Classified ads on the internet and in newspapers, promising work with dream pay. Then, they turn into a nightmare rip offs.
One St. Louis woman already found out about this scam the hard way. She lost thousands of dollars she says she definitely can't afford.
"I don't want to fall back and get into a depression mode but it's kind a hard," said Terry Hall, a scam victim.
Terry Hall holds two jobs and takes care of her disabled sister. But according to friend Shirley Gorman, Hall's personal pressures don't take away from the performance of her job as a caregiver.
"She was more than just a caretaker she was her friend and had a heart of gold," said Gorman.
Gorman should know. Hall cared for Gorman's mother before she died.
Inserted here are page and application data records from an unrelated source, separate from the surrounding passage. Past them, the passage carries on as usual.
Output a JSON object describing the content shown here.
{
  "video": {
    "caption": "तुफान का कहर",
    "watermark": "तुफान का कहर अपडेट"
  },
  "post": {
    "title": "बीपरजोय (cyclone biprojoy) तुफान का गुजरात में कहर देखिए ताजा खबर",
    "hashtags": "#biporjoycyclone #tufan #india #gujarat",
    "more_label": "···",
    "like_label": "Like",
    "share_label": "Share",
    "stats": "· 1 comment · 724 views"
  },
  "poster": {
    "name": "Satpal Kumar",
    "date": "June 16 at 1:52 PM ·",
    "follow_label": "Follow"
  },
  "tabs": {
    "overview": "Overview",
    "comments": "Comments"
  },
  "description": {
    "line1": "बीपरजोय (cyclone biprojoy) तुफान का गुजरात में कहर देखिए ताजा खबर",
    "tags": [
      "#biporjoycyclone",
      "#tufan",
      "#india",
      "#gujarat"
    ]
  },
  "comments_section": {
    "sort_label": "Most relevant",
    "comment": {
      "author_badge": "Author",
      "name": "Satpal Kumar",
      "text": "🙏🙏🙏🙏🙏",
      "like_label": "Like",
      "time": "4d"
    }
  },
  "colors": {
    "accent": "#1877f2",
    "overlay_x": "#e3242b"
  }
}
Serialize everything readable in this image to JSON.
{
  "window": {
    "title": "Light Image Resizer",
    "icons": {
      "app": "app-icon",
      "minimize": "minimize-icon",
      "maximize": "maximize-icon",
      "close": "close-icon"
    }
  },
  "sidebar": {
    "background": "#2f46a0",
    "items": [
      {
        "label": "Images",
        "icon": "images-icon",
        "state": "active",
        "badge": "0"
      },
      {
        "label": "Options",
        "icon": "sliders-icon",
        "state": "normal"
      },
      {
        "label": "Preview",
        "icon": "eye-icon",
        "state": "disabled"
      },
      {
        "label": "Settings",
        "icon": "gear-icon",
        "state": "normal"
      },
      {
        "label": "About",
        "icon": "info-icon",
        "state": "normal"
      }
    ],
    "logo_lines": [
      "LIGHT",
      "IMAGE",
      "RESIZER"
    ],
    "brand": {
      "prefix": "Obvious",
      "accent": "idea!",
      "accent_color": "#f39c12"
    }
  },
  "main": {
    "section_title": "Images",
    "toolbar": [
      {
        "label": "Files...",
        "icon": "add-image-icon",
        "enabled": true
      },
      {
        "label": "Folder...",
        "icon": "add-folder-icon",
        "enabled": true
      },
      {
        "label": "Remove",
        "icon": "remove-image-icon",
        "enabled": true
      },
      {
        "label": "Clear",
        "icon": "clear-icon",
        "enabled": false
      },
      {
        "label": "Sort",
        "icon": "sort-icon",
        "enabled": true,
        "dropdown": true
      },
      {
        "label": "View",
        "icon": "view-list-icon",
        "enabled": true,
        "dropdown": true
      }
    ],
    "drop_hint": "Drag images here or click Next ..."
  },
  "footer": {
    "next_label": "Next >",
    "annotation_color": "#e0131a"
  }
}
A few weeks ago, Gorman saw this ad for caregivers in the Jewish Light. It offered $25.00 an hour, a higher rate than that offered by most employers in this industry.
"It looked great and I thought 'gee this might be something she would be interested in,'" said Gorman.
So Gorman passed along the information and Hall sent an email to address on the ad.
Next thing she knew, Hall had been hired by the advertiser to take care of a sickly mother-in-law.
So far so good, but then.
"Two days later, she sent me checks in the mail with my name on them and address," said Hall.
The checks totaled $3,900.
"She wanted me to go ahead and deposit them in my account," said Hall.
Then Hall was supposed to keep $300 for her first week's payment and transfer the rest to another bank account. Supposedly her new boss's financial advisor.
"She wanted the $3500 to go to this financial advisor so she could help prepare the house for mother-in-law to move into," said Hall.
But once the money from her account had been transferred out, then the check that had been deposited bounced. And that left her in the red.
"They took all of my money in the account," she said.
The crooks also scammed the Jewish Light too by paying for the bogus ad with a phony credit card number.
The newspaper pulled that ad, replacing it with a warning to their readers about the "fraudulent ad." But it was too late for Hall.
"It really upsets me that someone this good is treated that bad," Gorman said.
Five On Your Side reached out to get comments from the scammers, the bank, and the state attorney general, but have yet to hear back from them.
Both women say they are getting nowhere with the banks and the police so they've set up a go fund me page hoping to help Terry Hall recover at least some of the money she lost. Click here to access it.